## DESCRIPTION OF THE TASK
Determine the number of lines of the records below that include "JSON". Respond with the number and no other text.

## DATASET CONTENT

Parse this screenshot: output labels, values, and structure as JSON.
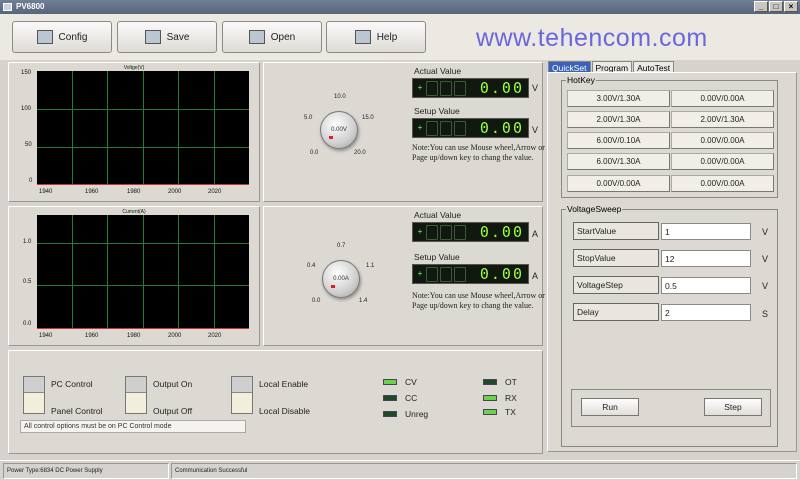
{
  "window": {
    "title": "PV6800"
  },
  "watermark": "www.tehencom.com",
  "toolbar": {
    "config": "Config",
    "save": "Save",
    "open": "Open",
    "help": "Help"
  },
  "voltage_chart": {
    "title": "Voltge(V)",
    "yticks": [
      "150",
      "100",
      "50",
      "0"
    ],
    "xticks": [
      "1940",
      "1960",
      "1980",
      "2000",
      "2020"
    ]
  },
  "current_chart": {
    "title": "Current(A)",
    "yticks": [
      "1.0",
      "0.5",
      "0.0"
    ],
    "xticks": [
      "1940",
      "1960",
      "1980",
      "2000",
      "2020"
    ]
  },
  "voltage_dial": {
    "value": "0.00V",
    "scale": {
      "s1": "10.0",
      "s2": "5.0",
      "s3": "15.0",
      "s4": "0.0",
      "s5": "20.0"
    }
  },
  "current_dial": {
    "value": "0.00A",
    "scale": {
      "s1": "0.7",
      "s2": "0.4",
      "s3": "1.1",
      "s4": "0.0",
      "s5": "1.4"
    }
  },
  "voltage_display": {
    "actual_label": "Actual Value",
    "actual_value": "0.00",
    "setup_label": "Setup Value",
    "setup_value": "0.00",
    "unit": "V",
    "sign": "+"
  },
  "current_display": {
    "actual_label": "Actual Value",
    "actual_value": "0.00",
    "setup_label": "Setup Value",
    "setup_value": "0.00",
    "unit": "A",
    "sign": "+"
  },
  "note": "Note:You can use Mouse wheel,Arrow or Page up/down key to chang the value.",
  "tabs": [
    "QuickSet",
    "Program",
    "AutoTest"
  ],
  "hotkey": {
    "title": "HotKey",
    "items": [
      "3.00V/1.30A",
      "0.00V/0.00A",
      "2.00V/1.30A",
      "2.00V/1.30A",
      "6.00V/0.10A",
      "0.00V/0.00A",
      "6.00V/1.30A",
      "0.00V/0.00A",
      "0.00V/0.00A",
      "0.00V/0.00A"
    ]
  },
  "voltage_sweep": {
    "title": "VoltageSweep",
    "start_label": "StartValue",
    "start_value": "1",
    "start_unit": "V",
    "step_label": "StopValue",
    "step_value": "12",
    "step_unit": "V",
    "vstep_label": "VoltageStep",
    "vstep_value": "0.5",
    "vstep_unit": "V",
    "delay_label": "Delay",
    "delay_value": "2",
    "delay_unit": "S",
    "run": "Run",
    "step": "Step"
  },
  "controls": {
    "pc_control": "PC Control",
    "panel_control": "Panel Control",
    "output_on": "Output On",
    "output_off": "Output Off",
    "local_enable": "Local Enable",
    "local_disable": "Local Disable",
    "info": "All control options must be on PC Control mode"
  },
  "leds": {
    "cv": "CV",
    "cc": "CC",
    "unreg": "Unreg",
    "ot": "OT",
    "rx": "RX",
    "tx": "TX",
    "colors": {
      "on": "#6fcf4f",
      "off": "#1d4a2a"
    }
  },
  "status": {
    "left": "Power Type:6834 DC Power Supply",
    "right": "Communication Successful"
  }
}
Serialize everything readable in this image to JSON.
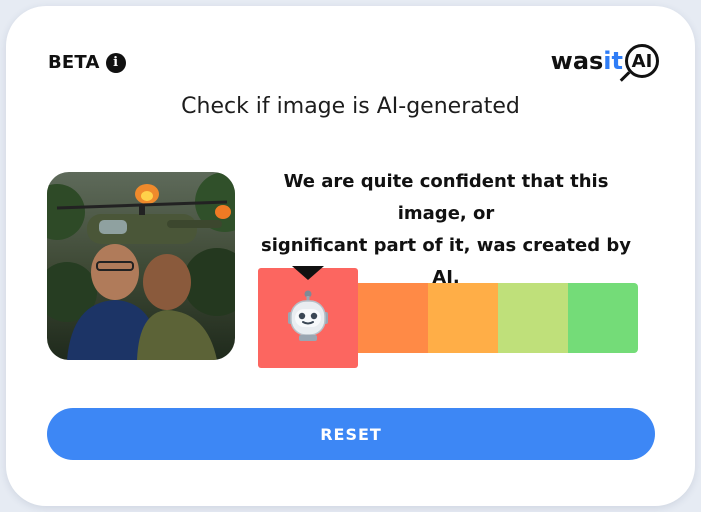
{
  "header": {
    "beta_label": "BETA",
    "info_icon": "info-icon",
    "logo": {
      "part1": "was",
      "part2": "it",
      "part3": "AI"
    }
  },
  "title": "Check if image is AI-generated",
  "result": {
    "verdict_line1": "We are quite confident that this image, or",
    "verdict_line2": "significant part of it, was created by AI.",
    "active_level": 1,
    "level_count": 5,
    "active_icon": "robot-icon",
    "colors": [
      "#fc6660",
      "#ff8a46",
      "#ffae47",
      "#bfe07a",
      "#74dc78"
    ]
  },
  "thumbnail": {
    "icon": "uploaded-image"
  },
  "actions": {
    "reset_label": "RESET"
  },
  "colors": {
    "accent": "#3d87f5",
    "background": "#e6ebf3",
    "card": "#ffffff"
  }
}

## SOLVED EXERCISE
2